PROVIDED MATERIAL: Begin

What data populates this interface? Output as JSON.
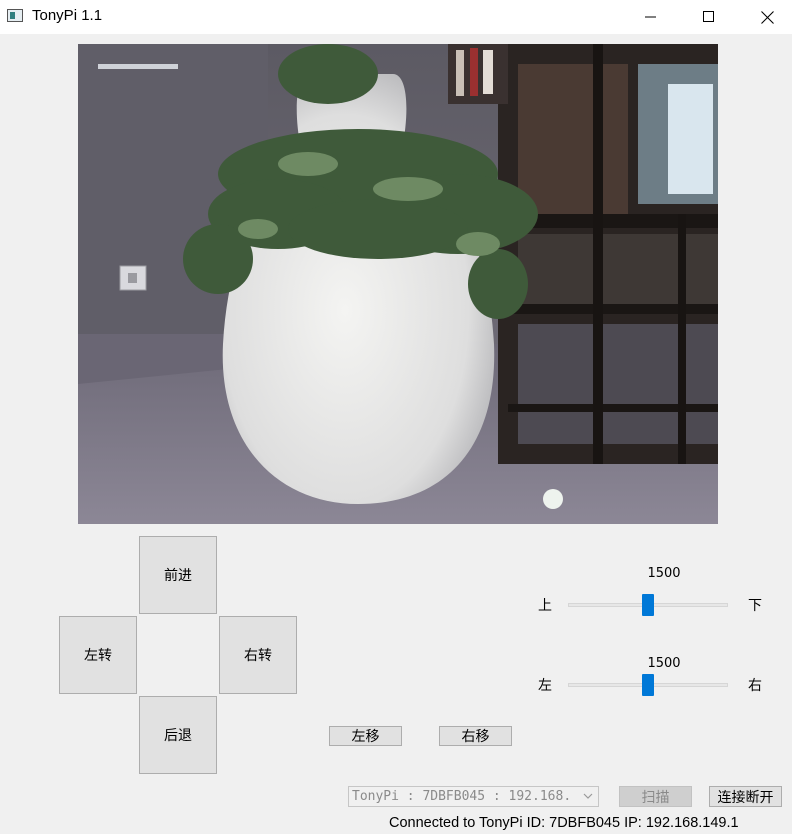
{
  "window": {
    "title": "TonyPi 1.1",
    "icons": [
      "app-icon",
      "minimize-icon",
      "maximize-icon",
      "close-icon"
    ]
  },
  "camera": {
    "icon": "camera-feed-image"
  },
  "movement": {
    "forward_label": "前进",
    "turn_left_label": "左转",
    "turn_right_label": "右转",
    "backward_label": "后退",
    "shift_left_label": "左移",
    "shift_right_label": "右移"
  },
  "head_tilt": {
    "value": "1500",
    "min_label": "上",
    "max_label": "下",
    "range": [
      500,
      2500
    ],
    "position_value": 1500
  },
  "head_pan": {
    "value": "1500",
    "min_label": "左",
    "max_label": "右",
    "range": [
      500,
      2500
    ],
    "position_value": 1500
  },
  "connection": {
    "device_select_value": "TonyPi : 7DBFB045 : 192.168.",
    "scan_label": "扫描",
    "disconnect_label": "连接断开",
    "status_text": "Connected to TonyPi  ID: 7DBFB045  IP: 192.168.149.1"
  },
  "colors": {
    "accent": "#0078d7",
    "button_bg": "#e1e1e1",
    "window_bg": "#f0f0f0"
  }
}
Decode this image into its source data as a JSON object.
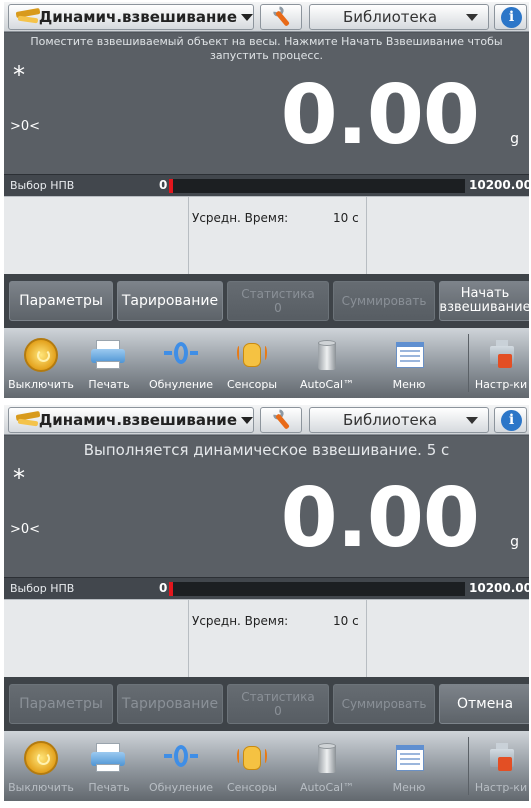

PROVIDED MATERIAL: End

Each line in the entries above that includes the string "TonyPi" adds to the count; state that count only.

3